Computer Art for the Tektronix 4052

In this article I describe my Corsage program. The name stems from the patterns generated, which remind me of assemblages of ribbons and flowers. A Basic source listing and some sample output pictures accompany the text.

This program is a further generalization of my Sinusoidal Loop Programs No. 1 and 2 (Creative Computing, January and March, 1983). However, it uses only one polar coordinate function. This function is used to compute the radius as the absolute value of a weighted sum of sinusoids. These sinusoids are, in turn, functions of the angle (A).

An important innovation, which was suggested by my engineering coworker Stuart Boose, is that the angular frequency coefficient L is itself a function of the angle. I used the same type of angular function for L as for the radius. This function itself has an angular frequency coefficient, K, which is entered from the keyboard.

Both the radius function and the L function use the same amplitude coefficients as weights for the sinusoids. These are designated as S and T and are entered from the keyboard.

There are three other parameters that are entered from the keyboard. These are D, G, and T1. D is the increment added to the radius between successive angular sweeps. G is the increment in the angle during an angular sweep. T1 will be discussed below.

When you run the program it places prompts on the screen, asking you to enter values for D, S, T, K, G, and T1. If you enter a 1 for T1, the picture will be plotted and a list of input parameter values will appear below it. Then you clear the screen and hit RETURN, and the same picture will be plotted again without the parameter list. This way you can make hardcopy prints with and without parameters and keep a convenient record of which parameter combinations make good pictures. If you don't want a parameter listing at all, enter a 2 for the value of T1.

Table 1 lists recommended ranges of the values of the input parameters. Values in these intervals seem to give the best results in most cases. However, other values may also yield good pictures; you should experiment with the program to find out which values to use. The parameters D, S, T, K, and G do not have to be integers; decimal fractions like K=29.2 can also work well, and this increases the number of different pictures you can make.
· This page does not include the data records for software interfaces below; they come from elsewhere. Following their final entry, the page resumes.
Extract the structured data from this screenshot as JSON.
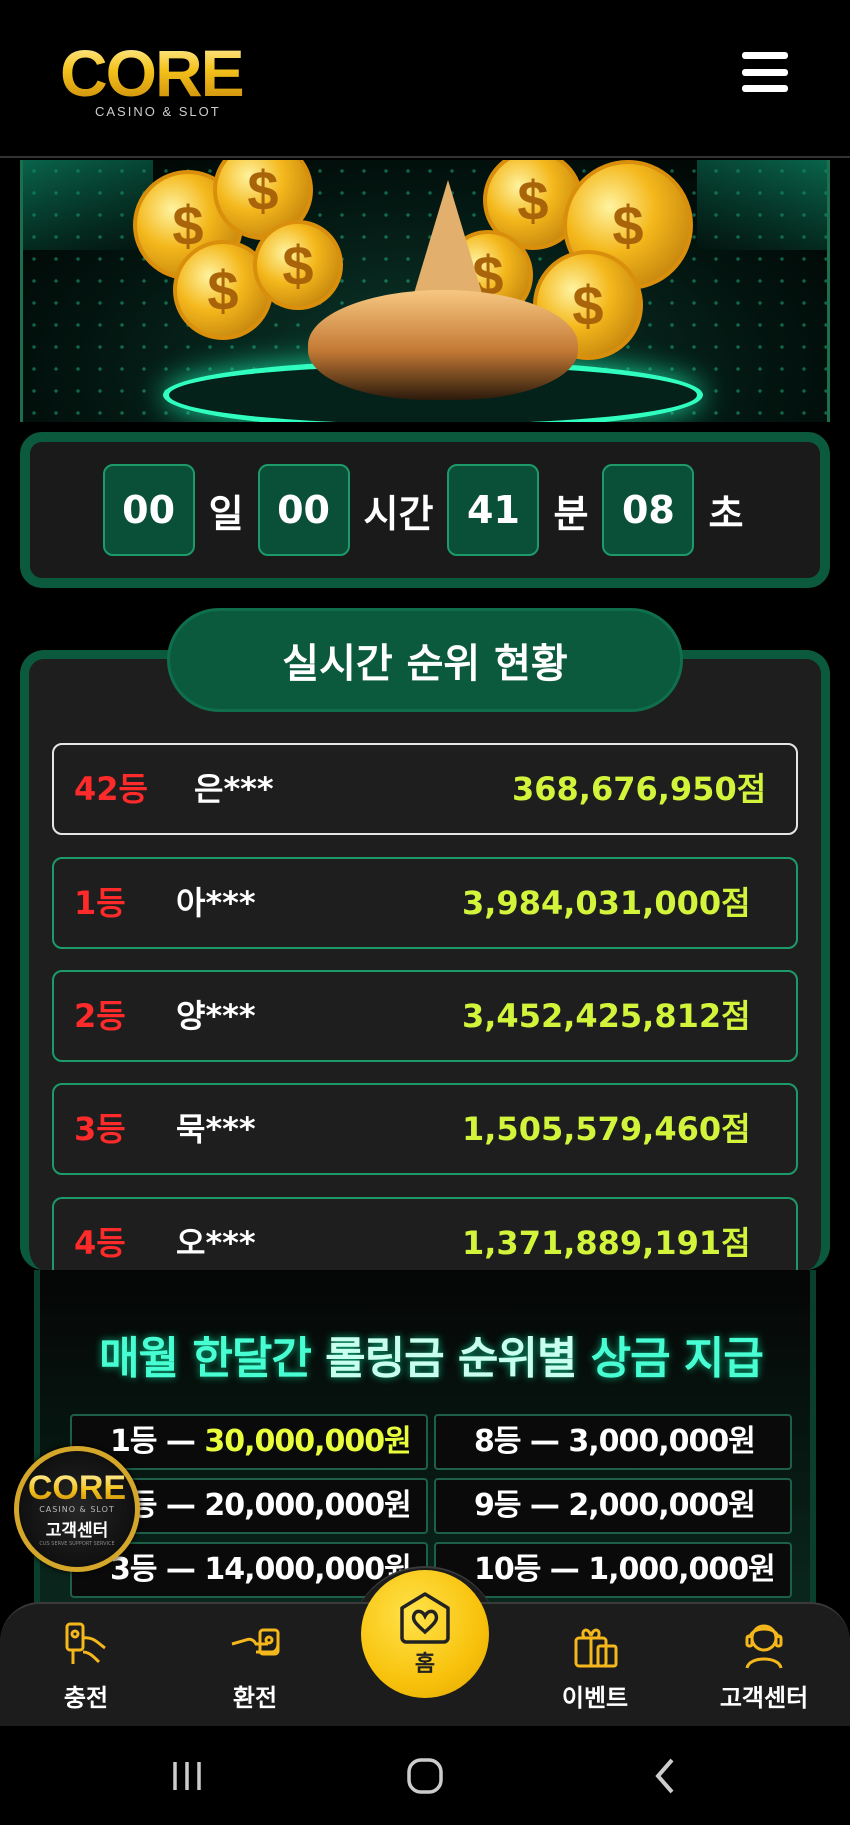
{
  "header": {
    "logo_text": "CORE",
    "logo_sub": "CASINO & SLOT",
    "menu_icon": "hamburger-menu-icon"
  },
  "countdown": {
    "days": "00",
    "days_unit": "일",
    "hours": "00",
    "hours_unit": "시간",
    "minutes": "41",
    "minutes_unit": "분",
    "seconds": "08",
    "seconds_unit": "초"
  },
  "ranking": {
    "title": "실시간 순위 현황",
    "my_rank": {
      "rank": "42등",
      "name": "은***",
      "score": "368,676,950점"
    },
    "rows": [
      {
        "rank": "1등",
        "name": "아***",
        "score": "3,984,031,000점"
      },
      {
        "rank": "2등",
        "name": "양***",
        "score": "3,452,425,812점"
      },
      {
        "rank": "3등",
        "name": "묵***",
        "score": "1,505,579,460점"
      },
      {
        "rank": "4등",
        "name": "오***",
        "score": "1,371,889,191점"
      }
    ]
  },
  "prize": {
    "title_a": "매월 한달간",
    "title_b": "롤링금 순위별",
    "title_c": "상금 지급",
    "left": [
      {
        "rank": "1등",
        "amount": "30,000,000원"
      },
      {
        "rank": "2등",
        "amount": "20,000,000원"
      },
      {
        "rank": "3등",
        "amount": "14,000,000원"
      }
    ],
    "right": [
      {
        "rank": "8등",
        "amount": "3,000,000원"
      },
      {
        "rank": "9등",
        "amount": "2,000,000원"
      },
      {
        "rank": "10등",
        "amount": "1,000,000원"
      }
    ]
  },
  "support_badge": {
    "logo": "CORE",
    "sub": "CASINO & SLOT",
    "label": "고객센터",
    "tiny": "CUS SERVE SUPPORT SERVICE"
  },
  "bottom_nav": {
    "deposit": "충전",
    "withdraw": "환전",
    "home": "홈",
    "event": "이벤트",
    "support": "고객센터"
  },
  "colors": {
    "accent_green": "#0b5a3e",
    "rank_red": "#ff2a2a",
    "score_yellow": "#d2f53c",
    "home_yellow": "#f8c20c"
  }
}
I hope you like the corsage designs. I will describe the other polar coordinate computer art programs I have recently written, in future issues of Creative Computing.

Table: Suggested Parameter Values.